** DATA TO PROCESS **
((

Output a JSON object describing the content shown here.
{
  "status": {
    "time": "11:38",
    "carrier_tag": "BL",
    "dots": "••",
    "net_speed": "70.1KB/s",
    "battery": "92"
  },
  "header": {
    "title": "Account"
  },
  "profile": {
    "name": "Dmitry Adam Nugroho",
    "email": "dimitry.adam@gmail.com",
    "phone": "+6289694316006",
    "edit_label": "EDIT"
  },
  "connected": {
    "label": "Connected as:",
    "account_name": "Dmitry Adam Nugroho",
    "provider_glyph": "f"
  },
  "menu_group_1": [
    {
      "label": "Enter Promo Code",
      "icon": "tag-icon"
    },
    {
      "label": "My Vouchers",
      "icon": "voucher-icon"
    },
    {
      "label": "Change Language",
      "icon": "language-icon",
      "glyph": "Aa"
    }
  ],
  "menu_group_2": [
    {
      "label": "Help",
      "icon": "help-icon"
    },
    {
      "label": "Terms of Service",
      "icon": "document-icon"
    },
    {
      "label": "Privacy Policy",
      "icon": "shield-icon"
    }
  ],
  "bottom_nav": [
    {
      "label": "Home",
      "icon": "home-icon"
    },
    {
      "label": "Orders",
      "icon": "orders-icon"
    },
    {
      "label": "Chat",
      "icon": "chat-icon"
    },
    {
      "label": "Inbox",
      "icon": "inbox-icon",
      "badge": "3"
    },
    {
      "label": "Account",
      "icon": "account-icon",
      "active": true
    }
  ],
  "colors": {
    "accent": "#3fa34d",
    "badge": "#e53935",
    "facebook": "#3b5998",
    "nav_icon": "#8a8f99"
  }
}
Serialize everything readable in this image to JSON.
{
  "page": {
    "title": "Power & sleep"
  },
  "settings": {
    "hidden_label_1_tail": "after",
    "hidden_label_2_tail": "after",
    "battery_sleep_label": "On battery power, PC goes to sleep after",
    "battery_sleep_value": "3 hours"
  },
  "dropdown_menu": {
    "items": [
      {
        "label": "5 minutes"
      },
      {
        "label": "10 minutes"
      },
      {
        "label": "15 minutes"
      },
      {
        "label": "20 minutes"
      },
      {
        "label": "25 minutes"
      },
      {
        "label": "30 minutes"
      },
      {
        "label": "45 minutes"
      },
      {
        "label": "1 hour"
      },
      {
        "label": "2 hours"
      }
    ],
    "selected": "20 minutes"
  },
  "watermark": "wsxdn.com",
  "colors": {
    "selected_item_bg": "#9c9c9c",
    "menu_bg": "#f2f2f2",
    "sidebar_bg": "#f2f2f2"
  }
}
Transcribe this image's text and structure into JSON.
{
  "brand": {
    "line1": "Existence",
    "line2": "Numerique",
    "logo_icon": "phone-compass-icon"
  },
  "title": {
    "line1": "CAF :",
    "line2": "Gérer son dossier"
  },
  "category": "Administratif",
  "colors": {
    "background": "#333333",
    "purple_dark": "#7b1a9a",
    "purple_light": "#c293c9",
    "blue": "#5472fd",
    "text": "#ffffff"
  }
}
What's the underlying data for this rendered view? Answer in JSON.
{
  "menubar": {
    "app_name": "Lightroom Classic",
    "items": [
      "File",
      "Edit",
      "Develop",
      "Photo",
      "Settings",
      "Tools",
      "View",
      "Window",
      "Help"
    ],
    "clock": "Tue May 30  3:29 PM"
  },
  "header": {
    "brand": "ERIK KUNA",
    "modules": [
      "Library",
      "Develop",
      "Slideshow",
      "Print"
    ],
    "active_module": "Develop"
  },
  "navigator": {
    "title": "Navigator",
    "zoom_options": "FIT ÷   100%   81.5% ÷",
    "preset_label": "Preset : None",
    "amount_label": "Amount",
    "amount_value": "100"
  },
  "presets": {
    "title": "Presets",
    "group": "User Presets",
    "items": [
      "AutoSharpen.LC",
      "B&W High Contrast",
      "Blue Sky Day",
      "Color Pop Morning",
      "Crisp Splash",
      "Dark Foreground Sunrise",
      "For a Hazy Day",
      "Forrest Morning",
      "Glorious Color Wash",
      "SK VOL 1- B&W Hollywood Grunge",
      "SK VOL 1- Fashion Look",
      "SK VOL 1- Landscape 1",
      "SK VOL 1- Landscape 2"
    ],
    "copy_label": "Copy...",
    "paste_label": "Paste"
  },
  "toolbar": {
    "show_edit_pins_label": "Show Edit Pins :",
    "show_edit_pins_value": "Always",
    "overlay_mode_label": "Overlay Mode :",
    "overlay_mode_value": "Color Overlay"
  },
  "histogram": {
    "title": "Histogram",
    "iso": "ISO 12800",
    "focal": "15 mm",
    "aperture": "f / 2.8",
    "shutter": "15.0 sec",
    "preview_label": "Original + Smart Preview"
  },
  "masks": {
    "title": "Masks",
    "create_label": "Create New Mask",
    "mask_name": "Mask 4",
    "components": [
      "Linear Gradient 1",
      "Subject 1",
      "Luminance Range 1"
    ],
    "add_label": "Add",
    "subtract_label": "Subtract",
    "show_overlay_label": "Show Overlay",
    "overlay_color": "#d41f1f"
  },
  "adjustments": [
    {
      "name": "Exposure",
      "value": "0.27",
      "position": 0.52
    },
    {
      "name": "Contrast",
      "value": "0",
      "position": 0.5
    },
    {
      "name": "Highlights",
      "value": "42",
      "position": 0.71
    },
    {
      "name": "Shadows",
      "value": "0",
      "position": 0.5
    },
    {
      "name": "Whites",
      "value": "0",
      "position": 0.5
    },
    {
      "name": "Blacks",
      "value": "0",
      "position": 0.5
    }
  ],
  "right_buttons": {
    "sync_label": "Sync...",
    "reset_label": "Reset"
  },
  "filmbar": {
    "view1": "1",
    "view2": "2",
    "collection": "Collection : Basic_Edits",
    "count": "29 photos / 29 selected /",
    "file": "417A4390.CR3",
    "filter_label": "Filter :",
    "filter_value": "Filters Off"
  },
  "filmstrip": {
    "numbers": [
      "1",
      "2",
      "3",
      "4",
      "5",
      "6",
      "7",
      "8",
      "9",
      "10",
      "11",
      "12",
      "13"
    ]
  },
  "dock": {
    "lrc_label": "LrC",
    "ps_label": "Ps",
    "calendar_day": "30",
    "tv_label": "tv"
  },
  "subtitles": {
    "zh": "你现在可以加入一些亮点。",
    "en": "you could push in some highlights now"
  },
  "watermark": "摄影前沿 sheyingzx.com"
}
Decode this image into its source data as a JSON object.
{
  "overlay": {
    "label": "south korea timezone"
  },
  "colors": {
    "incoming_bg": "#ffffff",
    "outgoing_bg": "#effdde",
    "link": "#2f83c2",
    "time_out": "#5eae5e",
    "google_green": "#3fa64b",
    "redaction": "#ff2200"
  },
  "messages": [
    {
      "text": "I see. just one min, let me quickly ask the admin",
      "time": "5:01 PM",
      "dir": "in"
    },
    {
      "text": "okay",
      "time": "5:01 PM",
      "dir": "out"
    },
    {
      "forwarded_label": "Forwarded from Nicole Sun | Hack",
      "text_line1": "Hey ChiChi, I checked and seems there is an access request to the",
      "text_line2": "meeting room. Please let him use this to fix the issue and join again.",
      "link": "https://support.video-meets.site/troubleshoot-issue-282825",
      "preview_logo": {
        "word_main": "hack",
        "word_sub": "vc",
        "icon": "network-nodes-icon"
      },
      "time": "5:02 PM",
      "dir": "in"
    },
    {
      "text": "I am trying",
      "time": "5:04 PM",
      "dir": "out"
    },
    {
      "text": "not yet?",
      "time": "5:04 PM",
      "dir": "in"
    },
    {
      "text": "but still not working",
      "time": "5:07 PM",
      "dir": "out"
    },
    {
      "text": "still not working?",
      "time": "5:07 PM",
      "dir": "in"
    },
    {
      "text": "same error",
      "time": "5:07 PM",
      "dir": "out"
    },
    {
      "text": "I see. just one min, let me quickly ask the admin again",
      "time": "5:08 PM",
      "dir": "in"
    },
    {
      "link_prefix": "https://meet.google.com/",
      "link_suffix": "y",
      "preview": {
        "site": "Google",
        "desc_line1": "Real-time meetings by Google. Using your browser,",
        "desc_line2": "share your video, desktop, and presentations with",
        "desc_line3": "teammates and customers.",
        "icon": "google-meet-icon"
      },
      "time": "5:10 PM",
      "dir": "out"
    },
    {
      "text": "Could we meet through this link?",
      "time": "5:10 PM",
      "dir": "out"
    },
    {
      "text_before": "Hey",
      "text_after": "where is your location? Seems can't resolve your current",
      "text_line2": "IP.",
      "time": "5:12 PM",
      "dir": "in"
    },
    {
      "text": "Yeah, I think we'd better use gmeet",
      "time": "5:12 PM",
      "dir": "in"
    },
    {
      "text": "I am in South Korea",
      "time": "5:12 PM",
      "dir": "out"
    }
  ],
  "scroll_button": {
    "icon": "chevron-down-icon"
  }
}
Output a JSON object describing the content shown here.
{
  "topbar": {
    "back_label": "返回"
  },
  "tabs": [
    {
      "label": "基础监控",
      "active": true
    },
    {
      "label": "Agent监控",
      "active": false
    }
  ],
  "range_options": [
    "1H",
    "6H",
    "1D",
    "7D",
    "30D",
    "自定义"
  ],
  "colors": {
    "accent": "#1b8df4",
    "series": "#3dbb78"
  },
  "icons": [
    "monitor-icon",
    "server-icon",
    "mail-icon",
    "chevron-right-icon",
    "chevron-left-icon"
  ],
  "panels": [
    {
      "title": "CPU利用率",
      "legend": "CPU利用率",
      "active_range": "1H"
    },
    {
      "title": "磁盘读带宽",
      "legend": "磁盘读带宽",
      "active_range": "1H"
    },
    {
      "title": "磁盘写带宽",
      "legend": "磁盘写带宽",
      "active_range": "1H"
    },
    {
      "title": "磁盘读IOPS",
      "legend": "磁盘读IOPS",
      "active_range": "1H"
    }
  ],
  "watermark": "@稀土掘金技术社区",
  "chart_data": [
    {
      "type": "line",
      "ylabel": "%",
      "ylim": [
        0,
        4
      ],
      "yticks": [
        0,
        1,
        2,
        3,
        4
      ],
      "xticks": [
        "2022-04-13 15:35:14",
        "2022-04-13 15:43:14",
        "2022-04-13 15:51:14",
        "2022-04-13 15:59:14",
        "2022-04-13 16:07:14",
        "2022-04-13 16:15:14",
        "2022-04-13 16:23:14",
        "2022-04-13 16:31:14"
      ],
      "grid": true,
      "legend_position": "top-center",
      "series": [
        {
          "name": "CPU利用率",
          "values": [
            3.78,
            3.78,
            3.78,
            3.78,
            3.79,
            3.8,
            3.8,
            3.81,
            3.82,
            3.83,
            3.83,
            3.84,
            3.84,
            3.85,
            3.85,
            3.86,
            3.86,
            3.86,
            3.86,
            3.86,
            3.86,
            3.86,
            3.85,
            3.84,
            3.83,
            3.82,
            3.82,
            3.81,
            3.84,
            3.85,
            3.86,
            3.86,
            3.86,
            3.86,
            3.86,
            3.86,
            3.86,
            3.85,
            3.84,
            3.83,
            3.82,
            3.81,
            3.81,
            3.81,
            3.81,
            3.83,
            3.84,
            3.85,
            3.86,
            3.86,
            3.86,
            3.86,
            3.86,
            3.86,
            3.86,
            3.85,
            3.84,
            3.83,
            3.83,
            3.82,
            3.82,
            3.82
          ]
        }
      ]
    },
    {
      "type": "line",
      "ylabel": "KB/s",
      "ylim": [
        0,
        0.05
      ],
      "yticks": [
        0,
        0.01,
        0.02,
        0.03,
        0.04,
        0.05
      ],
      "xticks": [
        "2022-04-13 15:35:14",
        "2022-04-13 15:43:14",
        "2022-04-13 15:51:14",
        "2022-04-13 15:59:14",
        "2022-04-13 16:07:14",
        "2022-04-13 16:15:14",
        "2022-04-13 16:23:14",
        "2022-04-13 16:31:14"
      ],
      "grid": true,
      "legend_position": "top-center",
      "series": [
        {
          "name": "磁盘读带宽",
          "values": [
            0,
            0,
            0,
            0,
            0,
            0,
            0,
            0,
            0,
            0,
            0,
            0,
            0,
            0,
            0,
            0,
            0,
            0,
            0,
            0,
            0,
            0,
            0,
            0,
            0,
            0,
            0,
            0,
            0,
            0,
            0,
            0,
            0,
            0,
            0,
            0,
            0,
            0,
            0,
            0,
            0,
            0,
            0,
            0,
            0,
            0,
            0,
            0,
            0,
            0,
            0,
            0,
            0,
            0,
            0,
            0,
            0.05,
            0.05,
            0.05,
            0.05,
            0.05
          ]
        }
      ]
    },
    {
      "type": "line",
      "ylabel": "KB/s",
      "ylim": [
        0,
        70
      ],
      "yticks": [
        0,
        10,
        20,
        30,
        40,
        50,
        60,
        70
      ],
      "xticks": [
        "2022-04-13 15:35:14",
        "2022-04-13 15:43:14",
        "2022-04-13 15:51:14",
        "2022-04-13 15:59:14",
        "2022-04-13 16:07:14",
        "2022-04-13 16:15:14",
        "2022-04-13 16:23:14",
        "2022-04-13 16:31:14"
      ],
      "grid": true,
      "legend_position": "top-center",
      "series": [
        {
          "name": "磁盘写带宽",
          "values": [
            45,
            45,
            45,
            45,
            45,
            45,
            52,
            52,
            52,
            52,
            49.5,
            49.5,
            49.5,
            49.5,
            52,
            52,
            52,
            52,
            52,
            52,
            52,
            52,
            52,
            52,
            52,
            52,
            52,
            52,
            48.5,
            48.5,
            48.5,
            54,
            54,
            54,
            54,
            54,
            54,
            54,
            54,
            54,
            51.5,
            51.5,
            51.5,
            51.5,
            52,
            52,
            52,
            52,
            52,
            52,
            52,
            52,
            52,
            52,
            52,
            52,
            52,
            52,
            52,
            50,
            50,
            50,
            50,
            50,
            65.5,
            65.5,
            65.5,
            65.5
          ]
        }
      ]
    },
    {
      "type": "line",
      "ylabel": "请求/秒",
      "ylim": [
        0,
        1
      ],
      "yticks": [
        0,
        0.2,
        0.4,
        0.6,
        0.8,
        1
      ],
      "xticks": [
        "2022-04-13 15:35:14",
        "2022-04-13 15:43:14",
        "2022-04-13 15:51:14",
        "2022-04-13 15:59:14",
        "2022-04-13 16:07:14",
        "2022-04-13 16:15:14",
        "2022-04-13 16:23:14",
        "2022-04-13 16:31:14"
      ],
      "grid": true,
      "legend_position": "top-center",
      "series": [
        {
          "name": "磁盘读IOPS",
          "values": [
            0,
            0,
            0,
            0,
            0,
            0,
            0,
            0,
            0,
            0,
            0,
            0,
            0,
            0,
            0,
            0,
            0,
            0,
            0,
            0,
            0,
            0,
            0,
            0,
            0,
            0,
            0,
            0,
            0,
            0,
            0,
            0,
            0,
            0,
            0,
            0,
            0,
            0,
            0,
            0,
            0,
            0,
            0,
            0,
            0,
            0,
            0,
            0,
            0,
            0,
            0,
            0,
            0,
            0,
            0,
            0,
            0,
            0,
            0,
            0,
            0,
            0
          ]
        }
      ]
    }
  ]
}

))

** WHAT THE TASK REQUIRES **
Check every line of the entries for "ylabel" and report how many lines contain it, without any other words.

** RESPONSE TO THE TASK **
4